Picture Books/Felt Board Auditory skills and memory, speech production, language concepts, comprehension, visual perception/discrimination, vocabulary, visual memory, book handling tasks, letter recognition, creativity, problem solving, play behavior.

Puzzles Fine motor control, eye-hand coordination, matching, whole-part recognition, attention to detail, shape recognition, colors, vocabulary.

Water Tub Play with Duplos

On a recent trip to the farmer’s market my grandchildren stopped at a vendor who displayed a water tub and duplos to play with. It was a local children’s museum that had the idea.

When my daughter got home she knew what she could do so her children could have some fun. She set out a couple of water tubs and added duplo toys that the children had.
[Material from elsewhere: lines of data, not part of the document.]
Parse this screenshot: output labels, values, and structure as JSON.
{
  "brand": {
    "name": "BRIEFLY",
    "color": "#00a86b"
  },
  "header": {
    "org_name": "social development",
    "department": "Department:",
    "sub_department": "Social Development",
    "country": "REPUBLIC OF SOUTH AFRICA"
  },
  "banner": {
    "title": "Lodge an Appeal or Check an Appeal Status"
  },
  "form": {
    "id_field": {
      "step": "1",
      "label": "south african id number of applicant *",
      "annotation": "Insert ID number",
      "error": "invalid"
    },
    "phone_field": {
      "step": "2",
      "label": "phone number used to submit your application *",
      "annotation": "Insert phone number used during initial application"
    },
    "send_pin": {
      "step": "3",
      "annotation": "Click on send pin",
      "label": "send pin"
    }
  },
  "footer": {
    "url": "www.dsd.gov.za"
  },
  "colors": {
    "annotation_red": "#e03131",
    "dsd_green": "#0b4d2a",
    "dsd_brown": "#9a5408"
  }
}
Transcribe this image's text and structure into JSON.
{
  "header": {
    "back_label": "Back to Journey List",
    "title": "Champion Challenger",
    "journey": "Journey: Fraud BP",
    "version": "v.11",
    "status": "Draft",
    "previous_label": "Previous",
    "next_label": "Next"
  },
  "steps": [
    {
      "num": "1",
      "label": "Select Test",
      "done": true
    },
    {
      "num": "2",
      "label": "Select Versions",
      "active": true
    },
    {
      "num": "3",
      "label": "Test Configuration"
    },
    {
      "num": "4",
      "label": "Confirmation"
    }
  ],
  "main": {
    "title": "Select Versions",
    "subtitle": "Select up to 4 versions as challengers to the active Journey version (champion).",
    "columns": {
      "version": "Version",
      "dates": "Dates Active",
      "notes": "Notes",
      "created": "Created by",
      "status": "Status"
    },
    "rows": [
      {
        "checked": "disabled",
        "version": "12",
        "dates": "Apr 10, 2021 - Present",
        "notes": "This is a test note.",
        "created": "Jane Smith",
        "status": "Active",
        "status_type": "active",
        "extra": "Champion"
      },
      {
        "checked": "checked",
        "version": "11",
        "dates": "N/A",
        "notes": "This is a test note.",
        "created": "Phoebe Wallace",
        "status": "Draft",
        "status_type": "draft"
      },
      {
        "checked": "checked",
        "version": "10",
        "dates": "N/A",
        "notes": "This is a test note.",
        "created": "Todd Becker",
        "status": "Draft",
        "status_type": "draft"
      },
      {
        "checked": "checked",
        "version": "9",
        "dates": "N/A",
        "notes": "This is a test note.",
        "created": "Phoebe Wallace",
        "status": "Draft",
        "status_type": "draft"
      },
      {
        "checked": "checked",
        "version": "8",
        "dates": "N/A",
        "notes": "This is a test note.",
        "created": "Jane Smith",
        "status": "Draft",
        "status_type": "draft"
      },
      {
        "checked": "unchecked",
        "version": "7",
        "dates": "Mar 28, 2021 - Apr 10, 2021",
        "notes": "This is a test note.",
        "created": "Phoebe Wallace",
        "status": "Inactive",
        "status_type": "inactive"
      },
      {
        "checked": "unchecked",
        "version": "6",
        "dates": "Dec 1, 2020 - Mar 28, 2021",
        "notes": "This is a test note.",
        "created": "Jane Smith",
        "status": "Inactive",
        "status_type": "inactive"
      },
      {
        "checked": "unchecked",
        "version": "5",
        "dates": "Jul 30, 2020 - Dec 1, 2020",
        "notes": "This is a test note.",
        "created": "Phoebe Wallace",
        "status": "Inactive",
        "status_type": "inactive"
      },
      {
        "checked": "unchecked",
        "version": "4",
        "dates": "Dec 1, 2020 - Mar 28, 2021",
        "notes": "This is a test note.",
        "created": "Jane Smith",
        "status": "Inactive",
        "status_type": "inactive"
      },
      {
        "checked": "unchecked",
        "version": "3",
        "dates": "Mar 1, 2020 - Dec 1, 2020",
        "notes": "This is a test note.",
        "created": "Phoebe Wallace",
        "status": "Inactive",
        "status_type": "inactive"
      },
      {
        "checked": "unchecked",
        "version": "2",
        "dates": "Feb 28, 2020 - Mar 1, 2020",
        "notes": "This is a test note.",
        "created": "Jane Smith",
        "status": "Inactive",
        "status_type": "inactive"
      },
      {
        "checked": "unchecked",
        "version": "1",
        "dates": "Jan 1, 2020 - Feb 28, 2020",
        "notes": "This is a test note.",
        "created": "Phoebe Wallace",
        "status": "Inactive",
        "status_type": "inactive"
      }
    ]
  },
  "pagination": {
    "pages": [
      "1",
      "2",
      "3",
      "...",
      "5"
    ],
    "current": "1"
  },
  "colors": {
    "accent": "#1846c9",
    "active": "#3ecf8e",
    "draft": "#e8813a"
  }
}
They were engaged for quite some time playing, building, and seeing if it floats or sinks.

My oldest grandson age 6 found a regular lego in with it and decided to use that as people. He got some more of the bricks to be people (he didn’t use the actual lego people). I like how creative children can be and think outside the box. The duplos were just sitting around in the closet not being used until they were brought out for water play.

What things does your child like to play with in the water? Anything unusual?

Bottle Tops – What to do with them?

As you probably have guessed I am a pack rat. I like to save things because you never know when you can use it for some type of actvity for children. I have been collecting various bottle tops. I have even purchased a bag full of new caps at a surplus store for teachers. I also save the colorful ones from the new squeeze food in pouches for toddlers.

On a recent visit to our house I put out some bottle caps for my grandchildren to play with. C, almost 5 decided to make some letters with them. He showed me his c and z. Just think, the children are learning when they are playing. I didn’t tell him what to make, I just provided the material. Let the children use their imagination and come up with their own projects to make.

C making a long Z with bottle tops.

C making a long Z with bottle tops.

In a future post I will share more ideas of what you can do with bottle tops.

Outside Fun!!

With the weather getting warmer what better way for a child to have fun than to play outside. We were watching our grandchildren this weekend and they just love spending time outside – digging, playing with water, getting messy, and using their imagination.

They spent several hours outside playing with what was available – sticks, a shovel, some buckets, access to some water, rocks, and acorns to name just a few things. The boys, ages 6 and almost 5 worked it out with only one shovel. It didn’t stop them from digging and having fun.

Having fun digging in the dirt.

Having fun digging in the dirt.

My granddaughter (2 1/2) had just as much fun outside as her brothers did. She found a little bench and used that as her table. I also gave her some water in a toy measuring cup and she enjoyed pouring the water back and forth. She did very well not spilling any water. Great practice for an almost 3 year old.

Little H pouring water on her little table.

Little H pouring water on her little table.

If at all possible make sure you have an area where children can dig, play in the mud and just have fun. If you don’t have anything available check with a neighbor or friend who wouldn’t mind the kids digging around and playing in the mud. It’s a great sensory experience.

Water Play – Painting With Water

A great activity for children to do is painting with water. This is especially great to do during this time of year.

Materials needed for this activity are some kind of bucket, pail, or large cup to hold water and various sizes of paint brushes. I like to use brushes that are 1/2 inch wide or larger. I usually get these at the Dollar Store or Wal Mart. You don’t want to use expensive brushes because they will get thrashed.

Fill the container with water or have your child help if they are able to and have them paint to their hearts content. You can let them know if you don’t want them “painting” certain things.

Remember safety when using any type of water activity with children especially three and under.

My two granddaughters ages 1 1/2 and 2 1/2 really enjoyed this activity.

Little H and Little A painting with water.

Little H and Little A painting with water.